Examine each line in the records below for the word "icon". Report how many lines contain it, and nothing else.

Study material Block Start

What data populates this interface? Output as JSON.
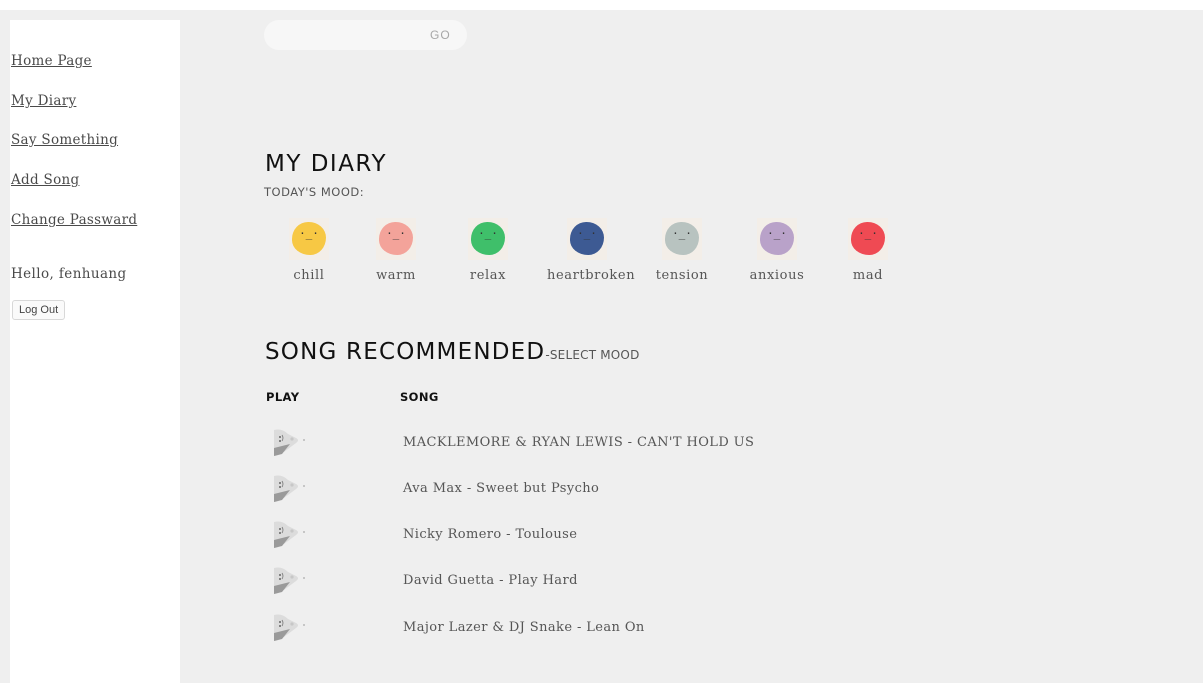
{
  "sidebar": {
    "nav": [
      {
        "label": "Home Page"
      },
      {
        "label": "My Diary"
      },
      {
        "label": "Say Something"
      },
      {
        "label": "Add Song"
      },
      {
        "label": "Change Passward"
      }
    ],
    "greeting": "Hello,  fenhuang",
    "logout_label": "Log Out"
  },
  "search": {
    "value": "",
    "button_label": "GO"
  },
  "diary": {
    "title": "MY DIARY",
    "mood_prompt": "TODAY'S MOOD:",
    "moods": [
      {
        "label": "chill",
        "color": "#f7c844",
        "face": "·_·",
        "icon": "smile-face-icon"
      },
      {
        "label": "warm",
        "color": "#f3a39a",
        "face": "·_·",
        "icon": "smile-face-icon"
      },
      {
        "label": "relax",
        "color": "#3fbf6a",
        "face": "·_·",
        "icon": "calm-face-icon"
      },
      {
        "label": "heartbroken",
        "color": "#3d5a93",
        "face": "·_·",
        "icon": "sad-face-icon"
      },
      {
        "label": "tension",
        "color": "#b8c3c0",
        "face": "·_·",
        "icon": "tense-face-icon"
      },
      {
        "label": "anxious",
        "color": "#b9a2c9",
        "face": "·_·",
        "icon": "worried-face-icon"
      },
      {
        "label": "mad",
        "color": "#ef4a53",
        "face": "·_·",
        "icon": "angry-face-icon"
      }
    ]
  },
  "songs": {
    "title": "SONG RECOMMENDED",
    "subtitle": "-SELECT MOOD",
    "columns": {
      "play": "PLAY",
      "song": "SONG"
    },
    "rows": [
      {
        "title": "MACKLEMORE & RYAN LEWIS - CAN'T HOLD US"
      },
      {
        "title": "Ava Max - Sweet but Psycho"
      },
      {
        "title": "Nicky Romero - Toulouse"
      },
      {
        "title": "David Guetta - Play Hard"
      },
      {
        "title": "Major Lazer & DJ Snake - Lean On"
      }
    ]
  }
}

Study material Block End

Problem solution:
7